A service provider will never guarantee you his services even if you pay the dues and even if you pay him a tip. He will rather fix it for you if you abuse him, verbally. And after all that verbal exchange, if you offer him tea, he will happily sit and talk with you about local politics and how the petrol and food prices are affecting everyone. Yes, Indians are full of contradictions like that.
A service technician will come (minimum of ) 4 hours later to the appointment time. And that after a swamping him with phone calls where he will tell you "baaju mein hoon madam" (I am almost there by the side of your home) and yet he has not even stepped out of wherever he exists. You rage, grumble and get angry and upset at his audacity to lie at your face, blatantly. And when he does show up, it's probably close to dinner time.
And where in the world would you find unified hatred against queue system. Jumping the lines is so common in India it exasperates me. No matter where you go, right from a 5 star restaurant to the local movie ticket counter, people always want to get ahead of you.
So does this still feel like home? Strangely, yes.
The first month I was upset. I was really really upset here. I couldn't get half my errands done here. I found everything ugly, disoriented and chaotic. My moods got so uncontrollable as if I was PMSing. I was constantly grumbling. I would look at the homeless people and children begging at the traffic lights, tugging at my jeans, prostrating at my feet - they would do anything to get a currency note from me. I would look around and find people going about their normal routine.
Why aren't any one of us concerned? I would think to myself. Why are we so insensitive?
And yet I forget this is where I was born and brought up. That I lived in the exact same circumstances and I didn't feel necessarily this upset then. So why this change now in my belief system? And why now after months, I have become insensitive as well.
I have no clear answer to this. But what I believe happened is I made peace with a lot of things here. Indians have heard so many false promises before that they have sort of moulded themselves to fit in this confusing grid of Indian life. Those who are rich live a rich lifestyle, those who are middle class go as far as their reach can go, and those who are poor, well, they don't have the privilege of making a choice.
The first thing I learnt after a confusing first month was to let go things that are not in my control and stop getting upset about random stuff. The second thing, if anything can be outsourced (i.e delegated), I do so immediately. There is always labor, ready to fix things for you, at a nominal price. Third, if I want to have fun, I really can have fun. It takes time and planning but it is possible.
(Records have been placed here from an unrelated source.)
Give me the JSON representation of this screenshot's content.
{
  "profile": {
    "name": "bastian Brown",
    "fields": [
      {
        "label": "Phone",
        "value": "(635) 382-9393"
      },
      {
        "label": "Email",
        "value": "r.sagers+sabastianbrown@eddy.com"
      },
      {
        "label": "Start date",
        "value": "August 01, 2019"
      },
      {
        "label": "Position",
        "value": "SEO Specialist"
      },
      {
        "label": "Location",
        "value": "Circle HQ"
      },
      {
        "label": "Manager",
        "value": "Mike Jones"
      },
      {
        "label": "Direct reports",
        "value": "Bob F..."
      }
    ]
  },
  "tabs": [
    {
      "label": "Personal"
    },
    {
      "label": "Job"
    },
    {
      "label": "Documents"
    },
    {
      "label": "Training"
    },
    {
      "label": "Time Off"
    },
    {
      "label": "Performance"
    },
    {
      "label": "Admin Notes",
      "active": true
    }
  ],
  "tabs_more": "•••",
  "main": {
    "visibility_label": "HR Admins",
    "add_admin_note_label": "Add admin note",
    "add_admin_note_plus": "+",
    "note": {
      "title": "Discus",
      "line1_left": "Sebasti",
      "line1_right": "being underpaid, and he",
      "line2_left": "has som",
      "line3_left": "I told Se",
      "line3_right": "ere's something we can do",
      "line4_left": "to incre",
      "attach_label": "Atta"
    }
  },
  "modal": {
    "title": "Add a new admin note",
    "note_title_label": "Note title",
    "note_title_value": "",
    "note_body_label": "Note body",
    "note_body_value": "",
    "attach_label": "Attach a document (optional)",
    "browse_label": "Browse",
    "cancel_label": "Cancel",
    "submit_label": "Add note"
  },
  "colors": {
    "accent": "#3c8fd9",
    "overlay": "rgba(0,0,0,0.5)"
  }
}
And last, but the best part, you are in the proximity of your family and loved ones. There is nothing more calming and fulfilling than that in this world.
I use my smartphone less, I spend more time with family, I hardly watch TV, I celebrate every Indian festival, I debate local politics and government policies. I feel special because I have a decent lifestyle, I have a congenial workplace, I have delicious food, I can read Indian magazines and newspapers, I can have pickles, papad and breakfast food anytime of the day, I can talk about all things Indian without trying hard to explain. Ridiculous but true. In a way, I feel humbled, privileged and accomplished. And it feels good. Because this is what feels like home, smells like home and looks like home from the time you were born and lived here.
Of course, it is not love all the time. There is nothing romantic about poverty, corruption, scandals and other prevailing issues in India. Yes, we have an overwhelming number of problems here - something I wouldn't have acknowledged years ago, when I hadn't stayed outside of India. I think living in USA for half a decade has given me a fresh set of eyes; to take a hard look at the problems here and really focus on where I can provide value.
This is home. This is where the heart is. And this is what will matter.